M.Simons The World's Vintage Sailplanes 1908-45
The Moazagotl was built by Edmund Schneider whose factory at Grunau in Silesia was very close to Hirschberg aerodrome where Wolf Hirth ran his gliding school. Local legends told of a peasant named Motz Gottlieb who paused frequently
in his ploughing to gaze skywards at a mysterious cloud which, in a southerly wind, often formed in the lee of the Riesengebirge ranges. In March 1933 Hirth had soared beneath this cloud in a Grunau Baby and afterwards correctly described the lift as being the result of a lee wave. His new sailplane was designed for cross-country thermal soaring, but he named it after the old peasant whose name in the story was corrupted to Moaza Gotl. At the 1933 Rhoen it distinguished itself by making the longest flight of the meeting and the next year it became only the second sailplane to fly 300 km.
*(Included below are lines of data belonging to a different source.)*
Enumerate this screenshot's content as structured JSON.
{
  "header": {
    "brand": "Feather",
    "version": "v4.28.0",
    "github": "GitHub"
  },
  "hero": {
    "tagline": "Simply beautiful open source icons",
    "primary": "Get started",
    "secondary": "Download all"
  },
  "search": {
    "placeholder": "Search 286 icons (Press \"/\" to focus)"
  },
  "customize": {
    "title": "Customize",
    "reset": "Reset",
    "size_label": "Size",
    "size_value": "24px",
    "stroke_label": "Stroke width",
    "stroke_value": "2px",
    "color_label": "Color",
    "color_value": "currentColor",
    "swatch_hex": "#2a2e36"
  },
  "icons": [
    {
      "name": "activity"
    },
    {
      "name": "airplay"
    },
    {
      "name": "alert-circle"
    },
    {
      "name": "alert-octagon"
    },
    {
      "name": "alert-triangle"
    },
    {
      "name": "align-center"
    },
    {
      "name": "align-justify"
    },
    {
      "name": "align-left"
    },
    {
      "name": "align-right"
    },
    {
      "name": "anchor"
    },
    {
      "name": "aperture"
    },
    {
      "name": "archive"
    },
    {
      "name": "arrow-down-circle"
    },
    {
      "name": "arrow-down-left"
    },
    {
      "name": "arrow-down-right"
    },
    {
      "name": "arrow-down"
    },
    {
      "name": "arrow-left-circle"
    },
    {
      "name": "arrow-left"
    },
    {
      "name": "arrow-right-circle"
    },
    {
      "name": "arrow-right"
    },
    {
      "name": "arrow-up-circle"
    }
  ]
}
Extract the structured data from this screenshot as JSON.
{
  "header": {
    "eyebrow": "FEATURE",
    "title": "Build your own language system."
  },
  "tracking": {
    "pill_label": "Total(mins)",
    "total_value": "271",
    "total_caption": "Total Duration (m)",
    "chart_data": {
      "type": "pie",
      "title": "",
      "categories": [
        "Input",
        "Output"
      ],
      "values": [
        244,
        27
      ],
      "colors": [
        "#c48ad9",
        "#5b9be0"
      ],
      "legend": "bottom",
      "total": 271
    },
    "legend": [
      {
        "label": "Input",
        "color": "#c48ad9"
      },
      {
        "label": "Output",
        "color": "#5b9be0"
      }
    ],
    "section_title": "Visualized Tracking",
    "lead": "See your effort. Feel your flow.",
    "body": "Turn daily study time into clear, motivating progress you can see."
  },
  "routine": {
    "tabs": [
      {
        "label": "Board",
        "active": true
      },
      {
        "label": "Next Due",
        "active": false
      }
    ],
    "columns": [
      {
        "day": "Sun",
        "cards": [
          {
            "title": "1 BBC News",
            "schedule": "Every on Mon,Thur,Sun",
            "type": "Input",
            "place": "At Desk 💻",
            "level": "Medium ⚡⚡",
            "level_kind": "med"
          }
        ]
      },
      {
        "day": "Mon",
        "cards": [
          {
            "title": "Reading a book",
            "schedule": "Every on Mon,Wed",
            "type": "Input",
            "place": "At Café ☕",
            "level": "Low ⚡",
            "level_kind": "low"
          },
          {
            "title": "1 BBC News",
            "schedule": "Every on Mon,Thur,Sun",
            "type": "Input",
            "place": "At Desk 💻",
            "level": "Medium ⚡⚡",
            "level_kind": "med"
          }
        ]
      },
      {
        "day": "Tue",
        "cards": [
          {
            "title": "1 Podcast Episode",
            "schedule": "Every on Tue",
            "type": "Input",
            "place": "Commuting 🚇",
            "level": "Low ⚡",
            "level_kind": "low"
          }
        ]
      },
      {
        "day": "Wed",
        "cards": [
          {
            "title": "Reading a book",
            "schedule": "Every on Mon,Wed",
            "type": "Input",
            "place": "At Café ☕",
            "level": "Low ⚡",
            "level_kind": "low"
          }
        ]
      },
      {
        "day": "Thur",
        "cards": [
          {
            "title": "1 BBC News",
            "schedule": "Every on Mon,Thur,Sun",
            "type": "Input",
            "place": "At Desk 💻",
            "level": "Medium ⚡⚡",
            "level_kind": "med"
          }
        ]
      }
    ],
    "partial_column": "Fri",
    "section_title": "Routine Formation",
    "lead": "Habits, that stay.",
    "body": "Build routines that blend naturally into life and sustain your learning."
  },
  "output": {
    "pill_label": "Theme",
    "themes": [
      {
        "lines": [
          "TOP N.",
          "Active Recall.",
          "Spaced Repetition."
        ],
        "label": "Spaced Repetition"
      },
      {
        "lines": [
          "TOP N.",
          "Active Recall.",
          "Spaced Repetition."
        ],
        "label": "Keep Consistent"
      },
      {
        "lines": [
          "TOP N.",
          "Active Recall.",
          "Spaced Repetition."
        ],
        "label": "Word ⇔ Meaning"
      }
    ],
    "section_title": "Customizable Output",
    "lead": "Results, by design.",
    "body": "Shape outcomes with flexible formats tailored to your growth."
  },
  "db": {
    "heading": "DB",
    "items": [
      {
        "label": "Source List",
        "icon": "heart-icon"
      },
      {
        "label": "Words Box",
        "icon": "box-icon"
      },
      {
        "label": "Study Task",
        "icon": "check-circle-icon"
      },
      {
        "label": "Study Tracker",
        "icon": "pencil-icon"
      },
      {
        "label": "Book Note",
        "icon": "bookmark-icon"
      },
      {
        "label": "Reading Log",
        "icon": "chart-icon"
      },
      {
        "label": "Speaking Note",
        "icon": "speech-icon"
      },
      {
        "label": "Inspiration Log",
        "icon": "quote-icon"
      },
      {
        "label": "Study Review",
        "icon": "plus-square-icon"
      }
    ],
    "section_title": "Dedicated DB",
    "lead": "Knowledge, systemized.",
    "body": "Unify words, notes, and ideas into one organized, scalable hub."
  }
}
It was large, but not exceptionally so for the period. The Obs and Austria were much larger. The Moazagotl's highly distinctive appearance set it aside. The wing was drafted by Dr Wenk, designer of the ill-fated Weltensegler of 1921. The sweepback on the outer panels of the wing, with centre of gravity well forward, ensured stability in pitch. The pronounced ‘gull' dihedral with flat, or even slightly drooping outer panels, was thought to improve stability in turns. The Moazagotl would fly ‘hands off' and circle smoothly in thermals.
The Goettingen 535 aerofoil at the root, continued to the bend in the wing, then the section changed progressively to run out into a thin, symmetrical form at the tip, with pronounced washout to ensure that the tips stalled after the wing roots.
The complex shape of the wing created some structural problems. The mainspar had to follow the ‘gull’ curve and this meant it had to be laminated from many thin strips of pine glued up on a curved form. To avoid having at the same time to bend this member backward for the sweep in plan, Wenk ran the mainspar straight to the root, which meant it had to become thinner inboard, as it came closer to the root leading edge. A large auxiliary diagonal spar helped take the torsional loads, but to resist the vertical bending moments a strut was necessary, the ends being very carefully faired to reduce interference drag. Hirth had realised that for cross-country flying it often helped to fly with a high wing loading and the new sailplane was fitted with a large tank, in the fuselage, to carry 50 kg of jettisonable water ballast. The Moazagotl was the first sailplane to be equipped in this way.
Blown plastic canopies were then unknown, but a semi-enclosed canopy was provided. It was made of plywood with two square ports on either side for vision to left and right, and there were transparent panels let into the front and top. It was not a fully transparent canopy, for there remained areas of plywood on each side and above. The pilot’s view was considerably restricted. A narrow neck or pylon supported the wing, and the fairing for this was extended back to the tail. Landings were on a normal skid with tennis ball springing, though a drop-off dolly was used for ground handling and aero-towed launches.
The tailplane was all-moving and was provided with a trimming device, probably a spring adjusted by the pilot since there was no trim tab. The rudder was aerodynamically balanced. A metal nosecap was fitted.
The Moazagotl flew in the 1937 Internationals, when Ludwig Hofmann placed second.
The Moazagotl survived in storage at Hirth's beautiful hilltop soaring site at the Hornberg in Wurttemberg to which he had moved his school. In 1945 as the Allied armies advanced into Germany, it was dragged out of the hangar and burned, to prevent its falling into enemy hands.
Moazagotl: Span, 20.00 m. Wing area, 20 sq m. Aspect ratio. 20. Empty weight. 190 kg. Flying weight, normal. 270 kg. with ballast. 320 kg. Wing loading, normal. 13.5 kg/sq m. with ballast. 16.0 kg sq m. Aerofoils, root, Goettingen 535, tip symmetrical, washout 8 degrees. Best glide ratio 23 : 1.
The Moazagotl at the launching point. The restricted view from the cockpit is evident. The louvred nose cap was probably for ventilation. Note the carefully faired strut end fittings, built out some way from the fuselage and wing surfaces to reduce interference drag.
The Moazagotl at the aerodrome near Grunau, apparently on the day of its first flight. Although still not quite complete, it was probably test flown in this configuration.
The Moazagotl partly completed, outside Edmund Schneider's factory at Grunau. Many details of the structure are evident. Edmund Schneider himself was in the picture, carrying the toolbox, but with his back to the camera.
The Moazagotl in flight, showing the graceful wing outline.